Quote:
I want to describe someone moving in a slow and dissatisfied manner. This is the sentence I use it in: 'He schlepped down the steps of stone to the basement’s inky gloom, hearing Doreen shouting something indistinct.'

I don't think it's really appropriate for you to use "schlepp" to describe someone simply walking down some steps in a slow and dissatisfied manner--that doesn't capture what schlepping connotes. Schlepp pertains to the inconvenience, or difficulty, of doing something, much more than it does to dissatisfaction, and it's really unrelated to speed.

If you said things like, "To get away from hearing Doreen's shouting, he had to schlepp down to the basement's inky gloom," or, "To shut Doreen up, he schlepped down to the basement to get her a hammer," I think you'd be closer to using the verb schlepp in a more accurate way that reflects its connotative meaning.

Anyway, that's my take on it.

0 Replies
 
Nodus1
 
  3  
Reply Sun 24 May, 2015 10:27 am
Thanks to everyone for your informative comments and suggestions!
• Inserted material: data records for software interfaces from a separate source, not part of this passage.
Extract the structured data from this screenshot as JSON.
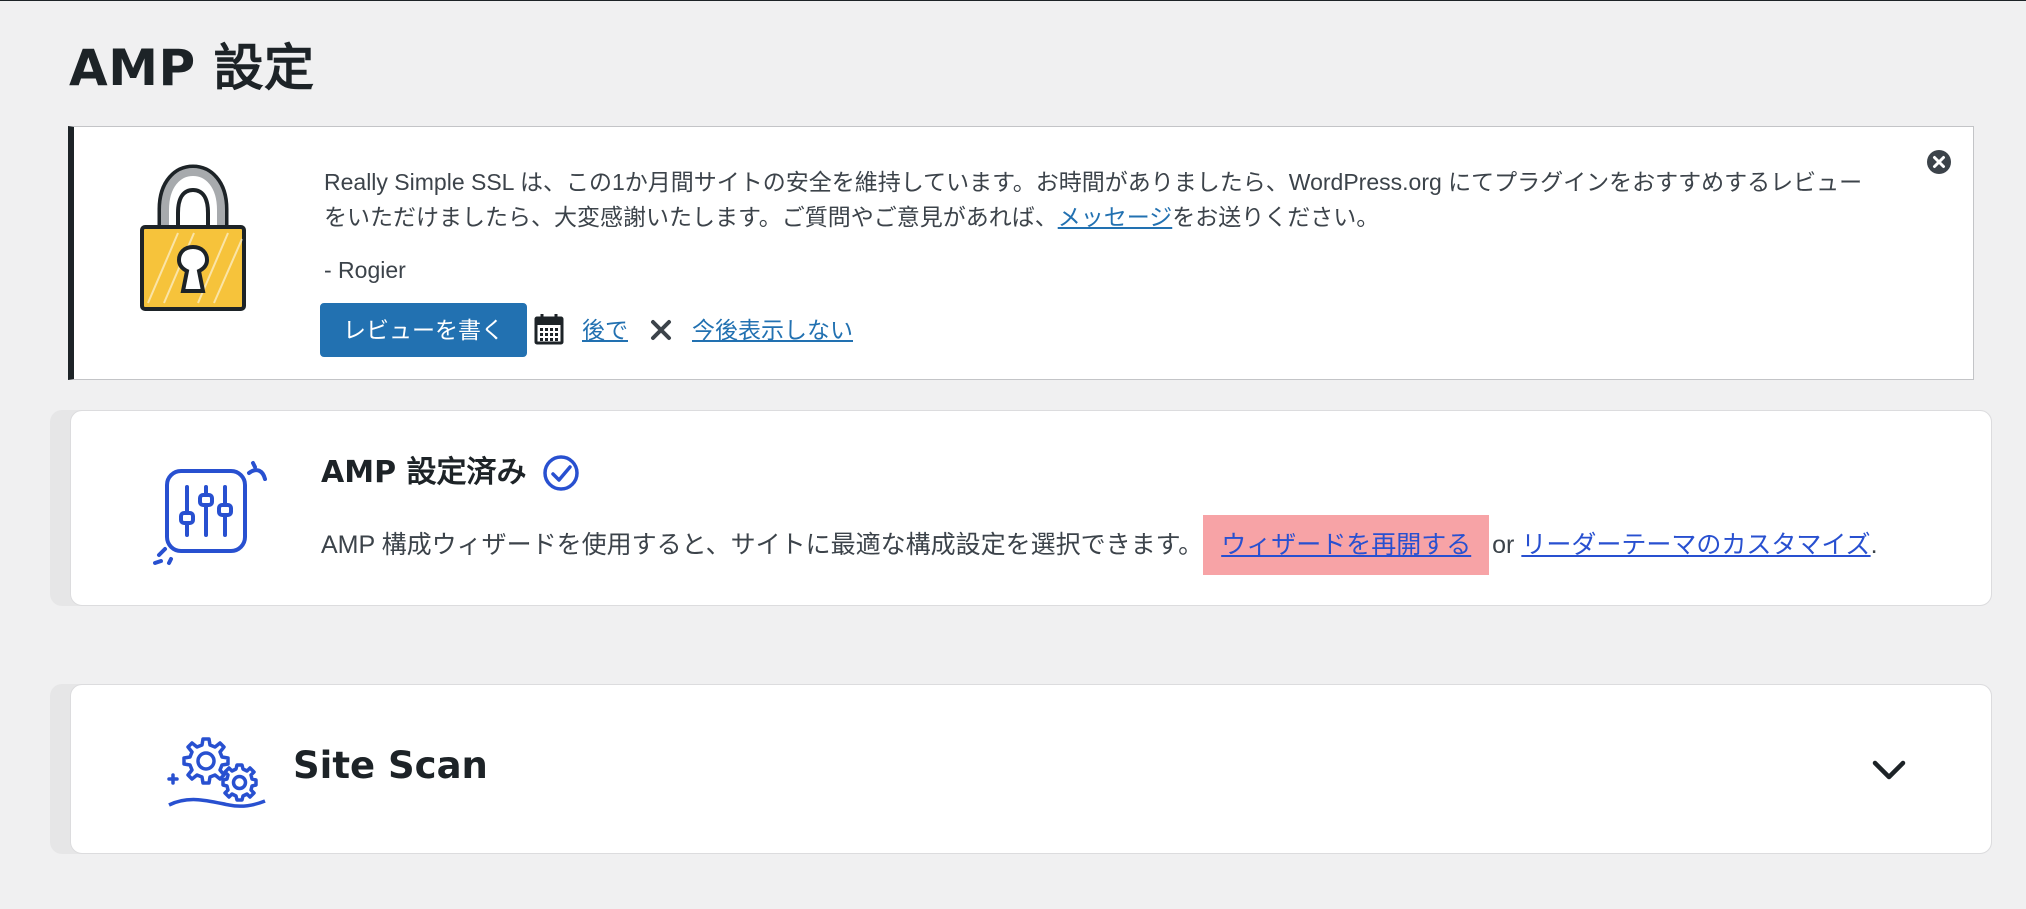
{
  "page": {
    "title": "AMP 設定"
  },
  "notice": {
    "message_part1": "Really Simple SSL は、この1か月間サイトの安全を維持しています。お時間がありましたら、WordPress.org にてプラグインをおすすめするレビューをいただけましたら、大変感謝いたします。ご質問やご意見があれば、",
    "message_link": "メッセージ",
    "message_part2": "をお送りください。",
    "signature": "- Rogier",
    "review_button": "レビューを書く",
    "later_link": "後で",
    "never_link": "今後表示しない",
    "icons": [
      "lock-icon",
      "calendar-icon",
      "close-x-icon",
      "dismiss-circle-icon"
    ]
  },
  "amp_card": {
    "title": "AMP 設定済み",
    "description": "AMP 構成ウィザードを使用すると、サイトに最適な構成設定を選択できます。",
    "reopen_link": "ウィザードを再開する",
    "or_text": "or",
    "customize_link": "リーダーテーマのカスタマイズ",
    "period": ".",
    "icons": [
      "sliders-icon",
      "check-circle-icon"
    ]
  },
  "scan_card": {
    "title": "Site Scan",
    "icons": [
      "gears-icon",
      "chevron-down-icon"
    ]
  },
  "colors": {
    "background": "#f0f0f1",
    "wp_blue": "#2271b1",
    "amp_blue": "#2850d0",
    "highlight": "#f7a3a6",
    "lock_yellow": "#f6c33b"
  }
}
On reflection, I think I will change 'schlepp' to another word, but now at least I have a clearer understanding of the word.
0 Replies
 
 

Related Topics

There is a word for that! - Discussion by wandeljw
Best Euphemism for death and dying.... - Discussion by tsarstepan
Let pupils abandon spelling rules, says academic - Discussion by Robert Gentel
Help me!!!!!!!!!!!!!!!!!!!!!!!!!! - Question by lululucy
phrase/name of male seducer - Question by Zah03
Shameful sexist languge must be banned! - Question by neologist
Three Word Phrase I REALLY Hate to See - Discussion by hawkeye10
Is History an art or a science? - Question by Olivier5
"Rooms" in a cave - Question by shua
 
  1. Forums
  2. » schlepp
Copyright © 2017 MadLab, LLC :: Terms of Service :: Privacy Policy :: Page generated in 0.04 seconds on 11/23/2017 at 08:01:38